▶ TASK ITEM:
The entries below must be copied exactly as they are.
**** SOURCE MATERIAL ****
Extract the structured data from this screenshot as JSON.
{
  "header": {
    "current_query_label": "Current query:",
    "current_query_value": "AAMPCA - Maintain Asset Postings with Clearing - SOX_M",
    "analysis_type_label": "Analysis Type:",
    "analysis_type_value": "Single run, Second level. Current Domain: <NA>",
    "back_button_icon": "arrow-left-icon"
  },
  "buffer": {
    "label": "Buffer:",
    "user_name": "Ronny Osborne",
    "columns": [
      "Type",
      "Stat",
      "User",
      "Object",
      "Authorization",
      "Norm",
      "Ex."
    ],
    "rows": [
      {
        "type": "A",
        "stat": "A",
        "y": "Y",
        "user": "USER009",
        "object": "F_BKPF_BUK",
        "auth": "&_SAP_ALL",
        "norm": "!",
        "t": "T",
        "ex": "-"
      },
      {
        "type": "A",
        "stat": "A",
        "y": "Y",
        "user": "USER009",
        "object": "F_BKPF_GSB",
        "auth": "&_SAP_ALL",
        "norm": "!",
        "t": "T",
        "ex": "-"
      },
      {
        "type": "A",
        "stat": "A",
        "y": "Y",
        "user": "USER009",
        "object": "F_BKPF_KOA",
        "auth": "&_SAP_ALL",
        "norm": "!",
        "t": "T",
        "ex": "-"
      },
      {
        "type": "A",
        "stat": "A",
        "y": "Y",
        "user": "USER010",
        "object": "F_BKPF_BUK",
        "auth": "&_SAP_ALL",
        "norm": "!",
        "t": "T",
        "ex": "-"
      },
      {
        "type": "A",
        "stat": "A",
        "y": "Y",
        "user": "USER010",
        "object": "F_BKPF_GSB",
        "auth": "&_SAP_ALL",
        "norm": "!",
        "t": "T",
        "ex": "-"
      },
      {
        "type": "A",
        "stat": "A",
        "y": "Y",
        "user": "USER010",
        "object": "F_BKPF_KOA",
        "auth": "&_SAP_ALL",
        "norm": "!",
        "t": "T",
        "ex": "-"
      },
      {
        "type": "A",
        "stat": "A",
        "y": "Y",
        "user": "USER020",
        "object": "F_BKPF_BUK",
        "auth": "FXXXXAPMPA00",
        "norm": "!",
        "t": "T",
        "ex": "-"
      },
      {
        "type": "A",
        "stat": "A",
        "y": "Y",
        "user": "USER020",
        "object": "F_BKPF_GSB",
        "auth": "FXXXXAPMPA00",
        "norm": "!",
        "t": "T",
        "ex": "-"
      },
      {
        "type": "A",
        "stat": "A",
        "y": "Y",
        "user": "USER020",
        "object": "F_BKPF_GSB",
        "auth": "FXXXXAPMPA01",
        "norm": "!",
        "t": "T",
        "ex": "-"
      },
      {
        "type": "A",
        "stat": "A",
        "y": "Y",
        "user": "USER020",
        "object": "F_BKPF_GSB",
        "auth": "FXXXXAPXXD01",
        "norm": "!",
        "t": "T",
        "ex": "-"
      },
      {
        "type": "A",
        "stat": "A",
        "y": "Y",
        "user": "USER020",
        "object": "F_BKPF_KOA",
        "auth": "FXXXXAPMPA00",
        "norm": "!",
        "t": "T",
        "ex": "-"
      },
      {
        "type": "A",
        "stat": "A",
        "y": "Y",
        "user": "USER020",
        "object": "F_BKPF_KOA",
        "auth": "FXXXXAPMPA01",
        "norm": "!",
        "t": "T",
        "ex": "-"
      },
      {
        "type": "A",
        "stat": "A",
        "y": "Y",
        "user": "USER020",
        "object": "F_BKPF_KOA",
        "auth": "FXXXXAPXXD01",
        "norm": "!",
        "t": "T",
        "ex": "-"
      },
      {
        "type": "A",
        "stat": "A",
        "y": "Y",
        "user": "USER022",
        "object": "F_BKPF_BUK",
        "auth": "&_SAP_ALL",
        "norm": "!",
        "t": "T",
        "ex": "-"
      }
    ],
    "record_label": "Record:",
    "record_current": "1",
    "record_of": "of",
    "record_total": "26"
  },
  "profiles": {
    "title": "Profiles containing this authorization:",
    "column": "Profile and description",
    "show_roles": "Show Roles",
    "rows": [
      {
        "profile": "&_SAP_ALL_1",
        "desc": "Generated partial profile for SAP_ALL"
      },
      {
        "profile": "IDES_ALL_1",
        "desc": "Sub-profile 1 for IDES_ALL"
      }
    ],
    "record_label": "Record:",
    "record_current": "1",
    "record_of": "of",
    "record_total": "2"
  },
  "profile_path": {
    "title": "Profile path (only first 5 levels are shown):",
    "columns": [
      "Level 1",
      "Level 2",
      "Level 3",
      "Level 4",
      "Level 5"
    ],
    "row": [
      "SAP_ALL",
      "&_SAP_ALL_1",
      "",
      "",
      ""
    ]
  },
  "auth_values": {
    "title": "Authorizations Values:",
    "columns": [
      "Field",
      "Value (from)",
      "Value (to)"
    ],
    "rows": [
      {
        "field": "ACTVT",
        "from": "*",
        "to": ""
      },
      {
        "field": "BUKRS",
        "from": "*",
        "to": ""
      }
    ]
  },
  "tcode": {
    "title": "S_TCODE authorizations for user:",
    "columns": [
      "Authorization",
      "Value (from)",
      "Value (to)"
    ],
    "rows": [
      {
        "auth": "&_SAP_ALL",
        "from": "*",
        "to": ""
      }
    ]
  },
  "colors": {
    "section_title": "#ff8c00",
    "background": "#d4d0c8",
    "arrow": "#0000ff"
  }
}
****
▶ EXERCISE SOLUTION:
Extract the structured data from this screenshot as JSON.
{
  "header": {
    "current_query_label": "Current query:",
    "current_query_value": "AAMPCA - Maintain Asset Postings with Clearing - SOX_M",
    "analysis_type_label": "Analysis Type:",
    "analysis_type_value": "Single run, Second level. Current Domain: <NA>",
    "back_button_icon": "arrow-left-icon"
  },
  "buffer": {
    "label": "Buffer:",
    "user_name": "Ronny Osborne",
    "columns": [
      "Type",
      "Stat",
      "User",
      "Object",
      "Authorization",
      "Norm",
      "Ex."
    ],
    "rows": [
      {
        "type": "A",
        "stat": "A",
        "y": "Y",
        "user": "USER009",
        "object": "F_BKPF_BUK",
        "auth": "&_SAP_ALL",
        "norm": "!",
        "t": "T",
        "ex": "-"
      },
      {
        "type": "A",
        "stat": "A",
        "y": "Y",
        "user": "USER009",
        "object": "F_BKPF_GSB",
        "auth": "&_SAP_ALL",
        "norm": "!",
        "t": "T",
        "ex": "-"
      },
      {
        "type": "A",
        "stat": "A",
        "y": "Y",
        "user": "USER009",
        "object": "F_BKPF_KOA",
        "auth": "&_SAP_ALL",
        "norm": "!",
        "t": "T",
        "ex": "-"
      },
      {
        "type": "A",
        "stat": "A",
        "y": "Y",
        "user": "USER010",
        "object": "F_BKPF_BUK",
        "auth": "&_SAP_ALL",
        "norm": "!",
        "t": "T",
        "ex": "-"
      },
      {
        "type": "A",
        "stat": "A",
        "y": "Y",
        "user": "USER010",
        "object": "F_BKPF_GSB",
        "auth": "&_SAP_ALL",
        "norm": "!",
        "t": "T",
        "ex": "-"
      },
      {
        "type": "A",
        "stat": "A",
        "y": "Y",
        "user": "USER010",
        "object": "F_BKPF_KOA",
        "auth": "&_SAP_ALL",
        "norm": "!",
        "t": "T",
        "ex": "-"
      },
      {
        "type": "A",
        "stat": "A",
        "y": "Y",
        "user": "USER020",
        "object": "F_BKPF_BUK",
        "auth": "FXXXXAPMPA00",
        "norm": "!",
        "t": "T",
        "ex": "-"
      },
      {
        "type": "A",
        "stat": "A",
        "y": "Y",
        "user": "USER020",
        "object": "F_BKPF_GSB",
        "auth": "FXXXXAPMPA00",
        "norm": "!",
        "t": "T",
        "ex": "-"
      },
      {
        "type": "A",
        "stat": "A",
        "y": "Y",
        "user": "USER020",
        "object": "F_BKPF_GSB",
        "auth": "FXXXXAPMPA01",
        "norm": "!",
        "t": "T",
        "ex": "-"
      },
      {
        "type": "A",
        "stat": "A",
        "y": "Y",
        "user": "USER020",
        "object": "F_BKPF_GSB",
        "auth": "FXXXXAPXXD01",
        "norm": "!",
        "t": "T",
        "ex": "-"
      },
      {
        "type": "A",
        "stat": "A",
        "y": "Y",
        "user": "USER020",
        "object": "F_BKPF_KOA",
        "auth": "FXXXXAPMPA00",
        "norm": "!",
        "t": "T",
        "ex": "-"
      },
      {
        "type": "A",
        "stat": "A",
        "y": "Y",
        "user": "USER020",
        "object": "F_BKPF_KOA",
        "auth": "FXXXXAPMPA01",
        "norm": "!",
        "t": "T",
        "ex": "-"
      },
      {
        "type": "A",
        "stat": "A",
        "y": "Y",
        "user": "USER020",
        "object": "F_BKPF_KOA",
        "auth": "FXXXXAPXXD01",
        "norm": "!",
        "t": "T",
        "ex": "-"
      },
      {
        "type": "A",
        "stat": "A",
        "y": "Y",
        "user": "USER022",
        "object": "F_BKPF_BUK",
        "auth": "&_SAP_ALL",
        "norm": "!",
        "t": "T",
        "ex": "-"
      }
    ],
    "record_label": "Record:",
    "record_current": "1",
    "record_of": "of",
    "record_total": "26"
  },
  "profiles": {
    "title": "Profiles containing this authorization:",
    "column": "Profile and description",
    "show_roles": "Show Roles",
    "rows": [
      {
        "profile": "&_SAP_ALL_1",
        "desc": "Generated partial profile for SAP_ALL"
      },
      {
        "profile": "IDES_ALL_1",
        "desc": "Sub-profile 1 for IDES_ALL"
      }
    ],
    "record_label": "Record:",
    "record_current": "1",
    "record_of": "of",
    "record_total": "2"
  },
  "profile_path": {
    "title": "Profile path (only first 5 levels are shown):",
    "columns": [
      "Level 1",
      "Level 2",
      "Level 3",
      "Level 4",
      "Level 5"
    ],
    "row": [
      "SAP_ALL",
      "&_SAP_ALL_1",
      "",
      "",
      ""
    ]
  },
  "auth_values": {
    "title": "Authorizations Values:",
    "columns": [
      "Field",
      "Value (from)",
      "Value (to)"
    ],
    "rows": [
      {
        "field": "ACTVT",
        "from": "*",
        "to": ""
      },
      {
        "field": "BUKRS",
        "from": "*",
        "to": ""
      }
    ]
  },
  "tcode": {
    "title": "S_TCODE authorizations for user:",
    "columns": [
      "Authorization",
      "Value (from)",
      "Value (to)"
    ],
    "rows": [
      {
        "auth": "&_SAP_ALL",
        "from": "*",
        "to": ""
      }
    ]
  },
  "colors": {
    "section_title": "#ff8c00",
    "background": "#d4d0c8",
    "arrow": "#0000ff"
  }
}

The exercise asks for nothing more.